[Opening Source data section]

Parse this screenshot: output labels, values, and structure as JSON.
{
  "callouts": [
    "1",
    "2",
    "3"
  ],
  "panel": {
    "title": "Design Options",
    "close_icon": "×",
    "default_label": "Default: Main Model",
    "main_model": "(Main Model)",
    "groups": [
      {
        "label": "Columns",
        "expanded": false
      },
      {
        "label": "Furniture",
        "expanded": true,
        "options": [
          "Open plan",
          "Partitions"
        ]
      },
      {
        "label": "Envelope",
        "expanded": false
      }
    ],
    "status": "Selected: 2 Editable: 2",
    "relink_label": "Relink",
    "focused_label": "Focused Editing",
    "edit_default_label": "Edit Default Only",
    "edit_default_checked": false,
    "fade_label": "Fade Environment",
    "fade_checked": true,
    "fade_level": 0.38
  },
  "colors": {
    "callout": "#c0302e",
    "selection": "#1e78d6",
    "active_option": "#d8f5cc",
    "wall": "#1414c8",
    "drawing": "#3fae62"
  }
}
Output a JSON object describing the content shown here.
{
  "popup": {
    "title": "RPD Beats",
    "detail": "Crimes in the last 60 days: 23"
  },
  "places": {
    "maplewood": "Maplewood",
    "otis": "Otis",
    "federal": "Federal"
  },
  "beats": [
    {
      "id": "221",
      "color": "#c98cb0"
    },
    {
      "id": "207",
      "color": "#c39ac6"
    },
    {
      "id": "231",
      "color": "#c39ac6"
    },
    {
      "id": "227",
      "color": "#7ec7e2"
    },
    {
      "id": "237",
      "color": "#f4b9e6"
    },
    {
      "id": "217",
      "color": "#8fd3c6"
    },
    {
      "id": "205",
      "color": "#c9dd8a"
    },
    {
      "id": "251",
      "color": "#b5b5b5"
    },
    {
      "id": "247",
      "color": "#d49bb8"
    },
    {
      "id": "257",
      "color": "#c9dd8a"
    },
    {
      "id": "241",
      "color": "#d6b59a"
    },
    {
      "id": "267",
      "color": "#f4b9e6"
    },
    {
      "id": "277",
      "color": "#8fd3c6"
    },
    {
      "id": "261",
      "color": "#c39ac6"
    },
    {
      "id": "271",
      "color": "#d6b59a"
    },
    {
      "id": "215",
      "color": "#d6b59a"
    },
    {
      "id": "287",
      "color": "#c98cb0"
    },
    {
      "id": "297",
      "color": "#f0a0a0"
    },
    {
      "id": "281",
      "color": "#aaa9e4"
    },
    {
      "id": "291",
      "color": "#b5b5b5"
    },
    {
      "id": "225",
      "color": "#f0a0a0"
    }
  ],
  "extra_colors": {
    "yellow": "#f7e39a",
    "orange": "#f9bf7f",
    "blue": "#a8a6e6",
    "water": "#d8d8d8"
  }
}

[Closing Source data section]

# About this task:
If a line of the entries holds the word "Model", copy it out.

# Answer to the problem:
    "default_label": "Default: Main Model",
    "main_model": "(Main Model)",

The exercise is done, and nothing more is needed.